=== Begin Enclosure ===

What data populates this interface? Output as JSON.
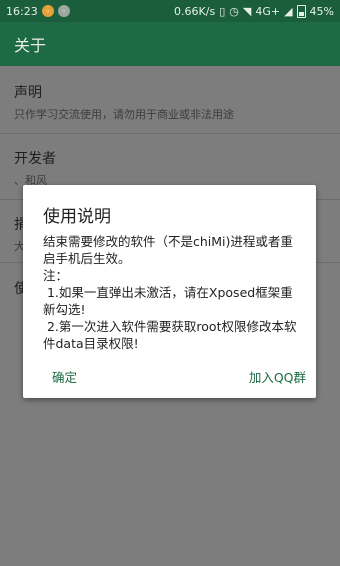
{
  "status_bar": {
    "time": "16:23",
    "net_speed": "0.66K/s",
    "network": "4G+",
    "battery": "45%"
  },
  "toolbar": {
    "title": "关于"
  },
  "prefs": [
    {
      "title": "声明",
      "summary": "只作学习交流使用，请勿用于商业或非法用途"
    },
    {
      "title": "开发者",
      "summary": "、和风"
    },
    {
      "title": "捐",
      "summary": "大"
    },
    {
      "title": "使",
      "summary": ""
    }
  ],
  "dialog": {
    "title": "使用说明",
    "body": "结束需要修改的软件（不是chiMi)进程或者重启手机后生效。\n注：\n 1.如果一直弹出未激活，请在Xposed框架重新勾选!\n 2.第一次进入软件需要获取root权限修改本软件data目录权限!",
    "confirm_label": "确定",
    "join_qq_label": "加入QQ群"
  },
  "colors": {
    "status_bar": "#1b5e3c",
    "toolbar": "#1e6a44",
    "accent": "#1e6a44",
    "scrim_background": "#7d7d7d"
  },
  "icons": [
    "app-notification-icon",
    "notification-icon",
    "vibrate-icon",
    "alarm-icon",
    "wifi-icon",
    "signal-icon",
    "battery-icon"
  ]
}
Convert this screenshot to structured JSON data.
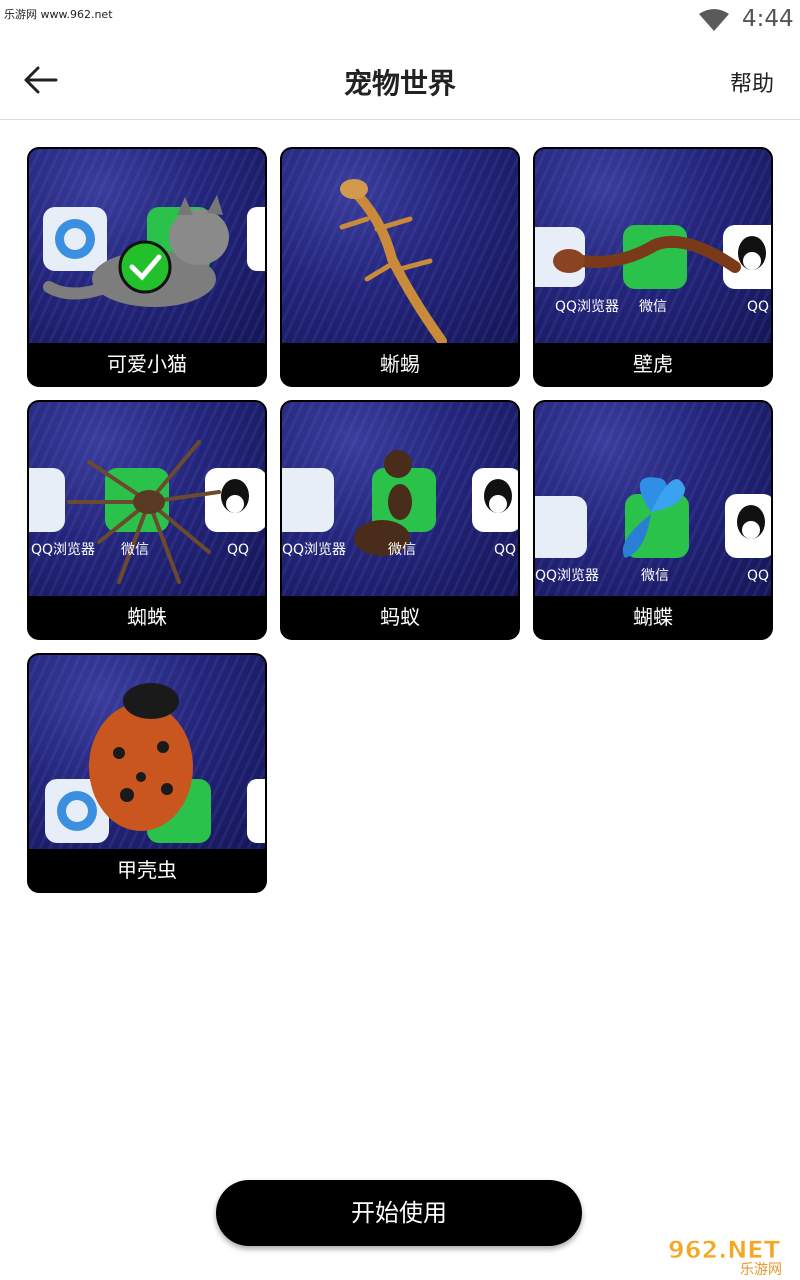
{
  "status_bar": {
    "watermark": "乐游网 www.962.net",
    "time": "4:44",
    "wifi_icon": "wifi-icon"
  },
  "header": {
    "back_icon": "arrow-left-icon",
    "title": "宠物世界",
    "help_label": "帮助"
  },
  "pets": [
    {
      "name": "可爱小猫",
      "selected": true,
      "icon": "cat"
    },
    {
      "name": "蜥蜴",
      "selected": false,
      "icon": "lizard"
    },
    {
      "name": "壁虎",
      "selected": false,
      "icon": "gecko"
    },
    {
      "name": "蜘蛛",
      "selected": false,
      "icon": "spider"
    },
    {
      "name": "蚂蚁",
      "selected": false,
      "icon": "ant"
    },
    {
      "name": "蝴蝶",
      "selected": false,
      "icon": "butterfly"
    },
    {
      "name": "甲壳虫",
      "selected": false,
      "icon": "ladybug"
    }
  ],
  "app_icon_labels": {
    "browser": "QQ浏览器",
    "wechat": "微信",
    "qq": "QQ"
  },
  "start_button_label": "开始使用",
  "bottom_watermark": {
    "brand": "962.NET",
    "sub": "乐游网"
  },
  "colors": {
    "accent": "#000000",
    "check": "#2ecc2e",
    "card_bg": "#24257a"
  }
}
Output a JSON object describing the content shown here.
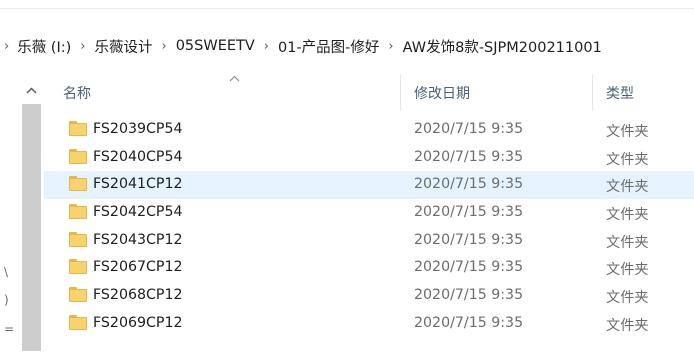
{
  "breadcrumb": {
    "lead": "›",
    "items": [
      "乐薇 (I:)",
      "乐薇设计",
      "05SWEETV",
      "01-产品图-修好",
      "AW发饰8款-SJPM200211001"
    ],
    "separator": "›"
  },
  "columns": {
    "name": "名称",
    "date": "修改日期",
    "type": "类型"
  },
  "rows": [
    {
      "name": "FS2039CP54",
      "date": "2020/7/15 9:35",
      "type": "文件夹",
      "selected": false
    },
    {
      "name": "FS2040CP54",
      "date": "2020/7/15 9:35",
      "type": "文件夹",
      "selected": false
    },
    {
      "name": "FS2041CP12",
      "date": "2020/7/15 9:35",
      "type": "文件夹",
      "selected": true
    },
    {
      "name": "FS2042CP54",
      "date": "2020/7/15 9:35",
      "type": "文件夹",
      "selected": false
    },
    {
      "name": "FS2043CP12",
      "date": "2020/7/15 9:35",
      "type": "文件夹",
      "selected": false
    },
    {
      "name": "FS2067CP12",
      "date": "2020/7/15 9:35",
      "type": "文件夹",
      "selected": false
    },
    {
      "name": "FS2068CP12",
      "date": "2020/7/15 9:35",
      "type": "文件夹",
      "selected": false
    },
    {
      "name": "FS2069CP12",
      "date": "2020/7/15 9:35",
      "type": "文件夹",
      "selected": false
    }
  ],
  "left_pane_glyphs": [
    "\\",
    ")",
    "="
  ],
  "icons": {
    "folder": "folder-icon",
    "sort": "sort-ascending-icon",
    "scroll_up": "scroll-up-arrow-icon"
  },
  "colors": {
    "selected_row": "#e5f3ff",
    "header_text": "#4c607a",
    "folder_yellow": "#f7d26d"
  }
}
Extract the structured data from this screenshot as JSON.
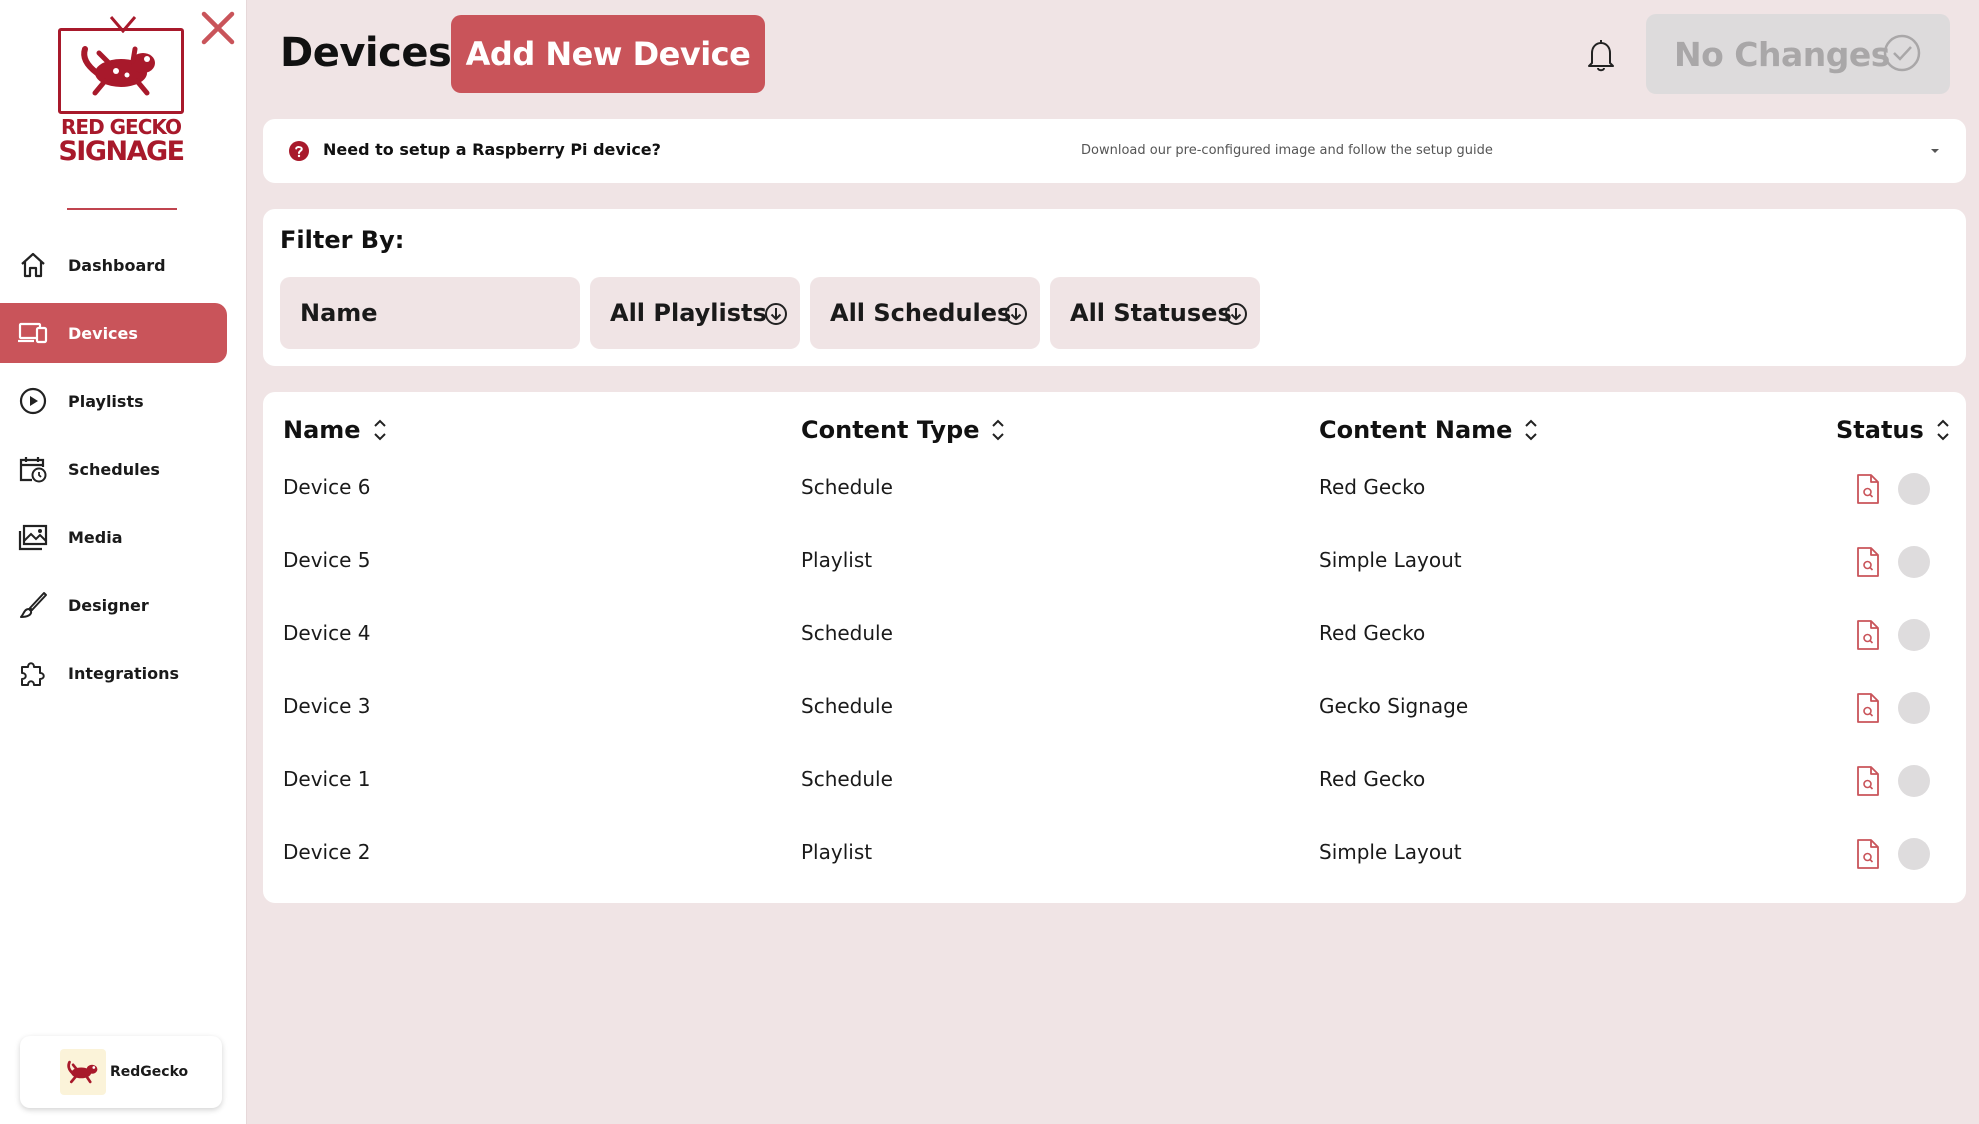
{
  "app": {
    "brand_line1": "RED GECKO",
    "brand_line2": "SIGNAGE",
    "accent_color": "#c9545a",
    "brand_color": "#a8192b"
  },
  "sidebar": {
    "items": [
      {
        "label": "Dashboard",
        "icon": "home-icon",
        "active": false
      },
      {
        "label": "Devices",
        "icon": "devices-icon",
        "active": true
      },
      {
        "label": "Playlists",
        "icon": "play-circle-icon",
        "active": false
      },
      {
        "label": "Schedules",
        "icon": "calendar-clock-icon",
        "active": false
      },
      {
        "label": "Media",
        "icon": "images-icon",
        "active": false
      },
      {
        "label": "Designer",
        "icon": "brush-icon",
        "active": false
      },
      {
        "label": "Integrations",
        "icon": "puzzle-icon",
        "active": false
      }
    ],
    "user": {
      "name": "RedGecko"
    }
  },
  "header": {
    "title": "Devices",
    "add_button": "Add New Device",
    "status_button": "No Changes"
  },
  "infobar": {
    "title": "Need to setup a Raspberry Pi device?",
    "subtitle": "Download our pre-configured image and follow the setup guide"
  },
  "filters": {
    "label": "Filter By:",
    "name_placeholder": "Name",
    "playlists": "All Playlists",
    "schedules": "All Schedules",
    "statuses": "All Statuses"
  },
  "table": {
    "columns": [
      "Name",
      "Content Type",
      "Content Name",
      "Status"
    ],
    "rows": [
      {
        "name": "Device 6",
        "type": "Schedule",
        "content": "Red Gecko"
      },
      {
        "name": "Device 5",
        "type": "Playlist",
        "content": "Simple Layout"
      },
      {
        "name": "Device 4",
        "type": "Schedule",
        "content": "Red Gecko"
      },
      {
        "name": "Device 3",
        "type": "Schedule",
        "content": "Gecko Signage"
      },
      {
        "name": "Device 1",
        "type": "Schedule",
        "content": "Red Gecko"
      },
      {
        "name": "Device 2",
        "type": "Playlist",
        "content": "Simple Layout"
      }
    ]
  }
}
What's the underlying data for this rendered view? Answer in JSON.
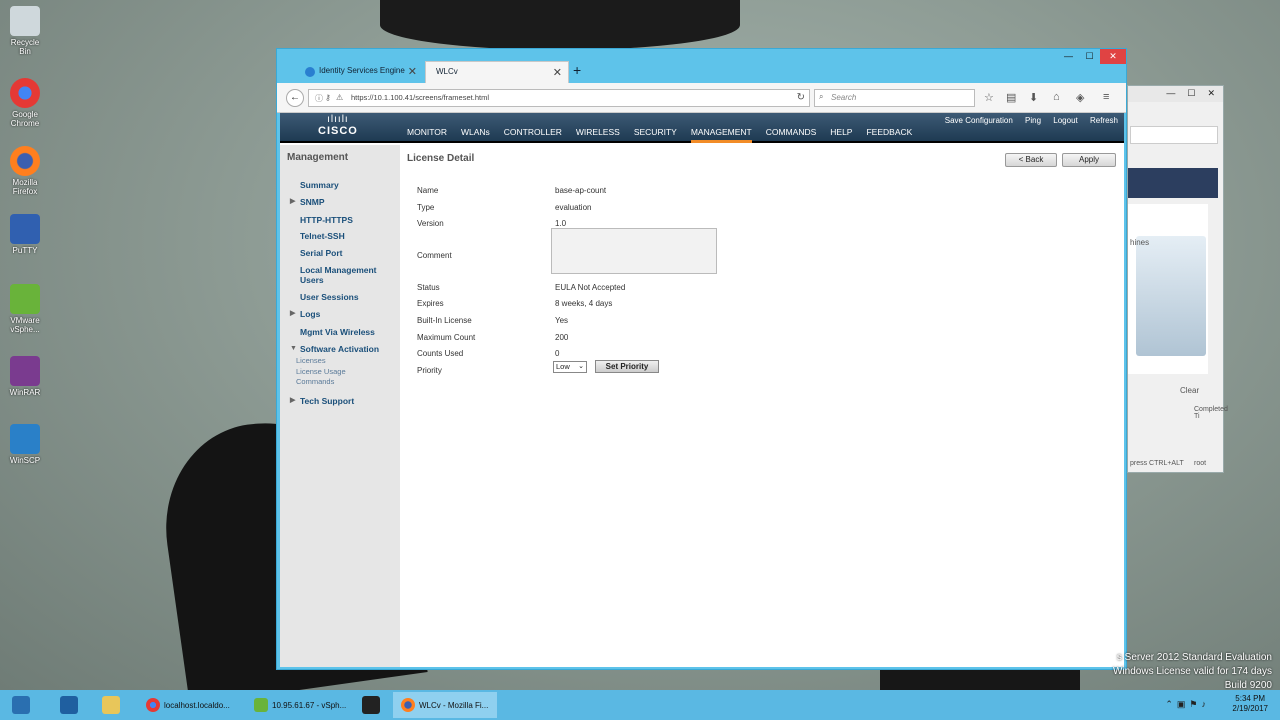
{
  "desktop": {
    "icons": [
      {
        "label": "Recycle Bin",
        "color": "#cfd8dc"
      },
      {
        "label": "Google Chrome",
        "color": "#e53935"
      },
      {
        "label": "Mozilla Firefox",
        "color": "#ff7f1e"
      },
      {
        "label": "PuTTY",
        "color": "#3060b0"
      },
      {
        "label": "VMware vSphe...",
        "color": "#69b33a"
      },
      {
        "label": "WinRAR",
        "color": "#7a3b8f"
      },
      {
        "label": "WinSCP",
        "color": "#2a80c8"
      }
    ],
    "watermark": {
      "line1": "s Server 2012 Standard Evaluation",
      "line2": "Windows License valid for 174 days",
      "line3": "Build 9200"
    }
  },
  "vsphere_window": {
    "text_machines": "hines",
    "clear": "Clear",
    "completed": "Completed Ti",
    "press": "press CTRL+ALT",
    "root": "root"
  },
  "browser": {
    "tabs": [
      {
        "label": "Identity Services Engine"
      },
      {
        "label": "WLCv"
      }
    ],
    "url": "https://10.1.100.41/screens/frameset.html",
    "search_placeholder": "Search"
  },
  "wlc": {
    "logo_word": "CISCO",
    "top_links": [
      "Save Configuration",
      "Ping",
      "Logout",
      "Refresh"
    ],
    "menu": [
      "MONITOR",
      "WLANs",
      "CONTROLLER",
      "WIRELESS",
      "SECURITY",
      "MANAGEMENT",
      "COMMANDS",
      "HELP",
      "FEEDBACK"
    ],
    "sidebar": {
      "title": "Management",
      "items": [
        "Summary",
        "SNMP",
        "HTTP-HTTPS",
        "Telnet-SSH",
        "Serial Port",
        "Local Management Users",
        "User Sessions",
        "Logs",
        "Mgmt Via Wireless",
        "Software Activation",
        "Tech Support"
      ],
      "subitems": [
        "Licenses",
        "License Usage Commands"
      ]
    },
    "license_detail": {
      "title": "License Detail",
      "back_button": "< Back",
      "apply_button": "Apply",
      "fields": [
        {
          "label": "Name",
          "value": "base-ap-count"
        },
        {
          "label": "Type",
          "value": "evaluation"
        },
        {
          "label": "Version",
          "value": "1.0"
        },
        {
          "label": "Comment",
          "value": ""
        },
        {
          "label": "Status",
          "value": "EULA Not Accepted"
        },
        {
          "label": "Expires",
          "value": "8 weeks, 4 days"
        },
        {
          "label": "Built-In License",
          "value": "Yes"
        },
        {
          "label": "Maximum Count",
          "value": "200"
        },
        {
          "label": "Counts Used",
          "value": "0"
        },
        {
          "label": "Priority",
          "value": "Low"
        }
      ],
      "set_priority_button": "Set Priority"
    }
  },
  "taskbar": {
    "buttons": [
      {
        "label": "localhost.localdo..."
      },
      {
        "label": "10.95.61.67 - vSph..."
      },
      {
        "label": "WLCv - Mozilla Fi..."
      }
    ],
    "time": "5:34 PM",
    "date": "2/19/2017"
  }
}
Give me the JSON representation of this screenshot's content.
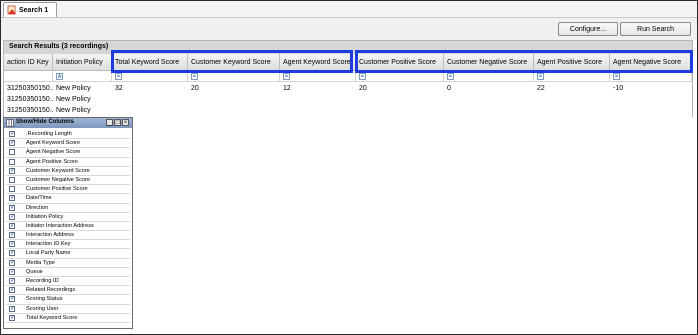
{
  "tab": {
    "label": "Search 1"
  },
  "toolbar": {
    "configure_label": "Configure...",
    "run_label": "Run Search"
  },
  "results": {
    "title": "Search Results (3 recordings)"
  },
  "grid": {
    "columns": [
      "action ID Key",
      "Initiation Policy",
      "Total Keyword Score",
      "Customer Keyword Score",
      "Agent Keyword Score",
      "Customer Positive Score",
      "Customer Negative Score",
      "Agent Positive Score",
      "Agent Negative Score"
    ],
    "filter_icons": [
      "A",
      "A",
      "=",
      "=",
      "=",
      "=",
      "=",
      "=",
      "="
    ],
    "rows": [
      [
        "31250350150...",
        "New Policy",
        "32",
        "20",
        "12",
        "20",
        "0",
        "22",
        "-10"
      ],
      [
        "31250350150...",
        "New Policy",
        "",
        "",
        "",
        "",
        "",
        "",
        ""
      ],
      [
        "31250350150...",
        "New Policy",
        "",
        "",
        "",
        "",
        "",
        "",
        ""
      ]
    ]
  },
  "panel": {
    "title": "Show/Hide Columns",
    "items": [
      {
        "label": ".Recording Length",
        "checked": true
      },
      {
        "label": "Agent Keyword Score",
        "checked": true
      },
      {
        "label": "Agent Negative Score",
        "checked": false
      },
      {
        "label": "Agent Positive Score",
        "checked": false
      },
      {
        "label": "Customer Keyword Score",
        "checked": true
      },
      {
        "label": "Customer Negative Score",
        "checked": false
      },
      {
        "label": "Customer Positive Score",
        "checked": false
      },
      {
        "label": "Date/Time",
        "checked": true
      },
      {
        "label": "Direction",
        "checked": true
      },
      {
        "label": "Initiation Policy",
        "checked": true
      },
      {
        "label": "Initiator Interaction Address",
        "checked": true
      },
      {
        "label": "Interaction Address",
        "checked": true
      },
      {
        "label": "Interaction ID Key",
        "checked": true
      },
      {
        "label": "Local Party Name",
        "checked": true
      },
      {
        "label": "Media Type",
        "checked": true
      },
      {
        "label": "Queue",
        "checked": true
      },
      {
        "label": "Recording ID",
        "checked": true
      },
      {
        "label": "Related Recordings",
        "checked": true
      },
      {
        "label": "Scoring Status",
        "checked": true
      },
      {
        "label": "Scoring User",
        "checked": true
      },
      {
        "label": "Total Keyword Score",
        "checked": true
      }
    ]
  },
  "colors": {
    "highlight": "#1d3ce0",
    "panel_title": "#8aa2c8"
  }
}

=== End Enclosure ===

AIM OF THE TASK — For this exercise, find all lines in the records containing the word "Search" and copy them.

SOLUTION FOR THIS TASK —
    "search_placeholder": "Search"
    "label": "Search 1"
    "run_label": "Run Search"
    "title": "Search Results (3 recordings)"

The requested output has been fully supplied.